Boehringer Ingelheim has reported results from a Phase II trial of volasertib in combination with low-dose cytarabine (LDAC) in patients with previously untreated acute myeloid leukemia (AML) aged 65 or older and ineligible for intensive remission induction therapy.
Results showed that AML patients lived longer when treated with volasertib combined with LDAC, a form of chemotherapy, compared with LDAC alone.
The data also demonstrated that volasertib, when used in combination with LDAC, increased the percentage of older AML patients who achieved remission.
University Hospital Ulm Department of Internal Medicine III professor and principal Phase II trialinvestigator Konstanze Döhner said: "Despite being a rare disease, AML is one of the most common leukaemias in adults and predominantly affects older people.
"The established approach to treat younger AML patients is an intensive chemotherapy regimen, called intensive induction therapy.
"However, older patients often cannot tolerate these chemotherapy doses, and have very limited treatment options.
"These clinical trial results that evaluated volasertib in combination with a lower intensity chemotherapy are important and have informed future research for this rare disease, where new treatment options are greatly needed."

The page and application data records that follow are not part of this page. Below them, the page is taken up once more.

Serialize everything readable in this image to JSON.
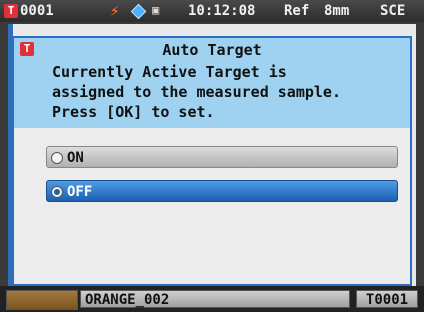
{
  "statusbar": {
    "target_icon": "T",
    "target_number": "0001",
    "icons": [
      "lightning-icon",
      "diamond-icon",
      "sd-card-icon"
    ],
    "time": "10:12:08",
    "reference": "Ref",
    "aperture": "8mm",
    "specular": "SCE"
  },
  "dialog": {
    "icon": "T",
    "title": "Auto Target",
    "message_lines": [
      "Currently Active Target is",
      "assigned to the measured sample.",
      "Press [OK] to set."
    ],
    "options": [
      {
        "label": "ON",
        "selected": false
      },
      {
        "label": "OFF",
        "selected": true
      }
    ]
  },
  "bottombar": {
    "sample_name": "ORANGE_002",
    "target_id": "T0001",
    "swatch_color": "#8e6630"
  },
  "colors": {
    "accent": "#2a6fc4",
    "dialog_header": "#9ed2f0",
    "selected_option": "#1f5fb0",
    "target_icon": "#e0303a"
  }
}
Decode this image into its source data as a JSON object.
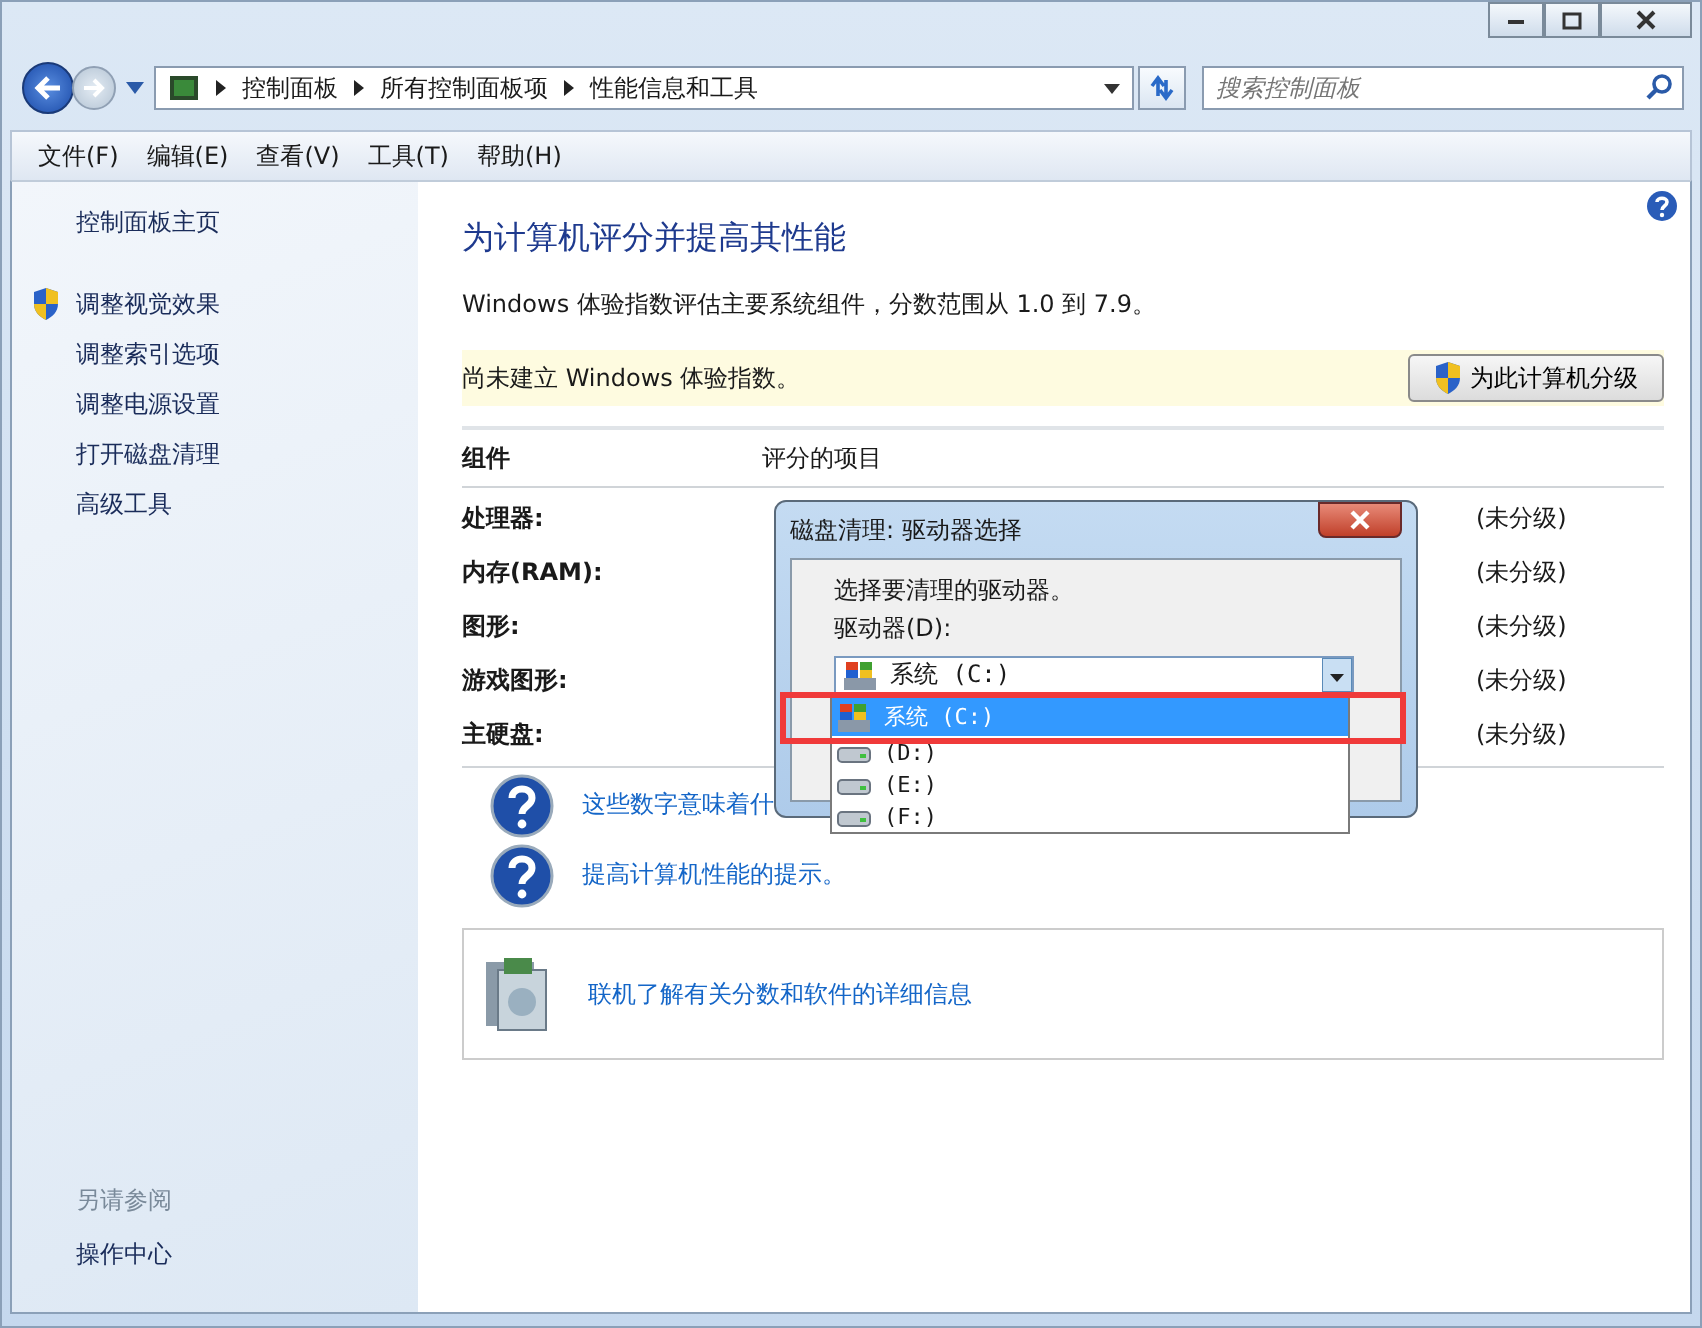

The trial showed patients treated with the combination of volasertib and LDAC had a median overall survival of eight months versus 5.2 months in patients treated with LDAC alone.
According to the company, the response rate (complete remission or complete remission with incomplete blood count recovery) was more than doubled for patients receiving volasertib and LDAC combination versus LDAC alone (31% versus 13.3%).
Volasertib is an investigational compound that inhibits enzymes called Polo-like kinases (Plks).
Plk1 is the best characterised kinase of the Plk family and inhibition of it by volasertib ultimately results in cell death (apoptosis).
Boehringer Ingelheim chief medical officer Klaus Dugi said: "Boehringer Ingelheim is committed to research in areas of unmet medical need, including those in rare diseases.
"We are pleased to see that volasertib has shown promising overall survival results in this clinical trial and we are optimistic that the drug will further demonstrate its potential benefit in this rare disease in the ongoing Phase III study."
The most common non-haematological adverse events for patients receiving volasertib in combination with LDAC were decreased white blood cells with fever and infections and gastrointestinal side effects.
In 2013, volasertib secured breakthrough therapy designation by the US Food and Drug Administration (FDA) and orphan drug designation by the FDA and the European Commission in 2014.
Volasertib is currently being evaluated in combination with LDAC in a randomised, double-blind, multi-centre, controlled Phase III clinical trial for AML called POLO-AML-2.
Image: Boehringer Ingelheim Center (BIC), corporate headquarters building in Ingelheim, Germany. Photo: courtesy of Boehringer Ingelheim GmbH.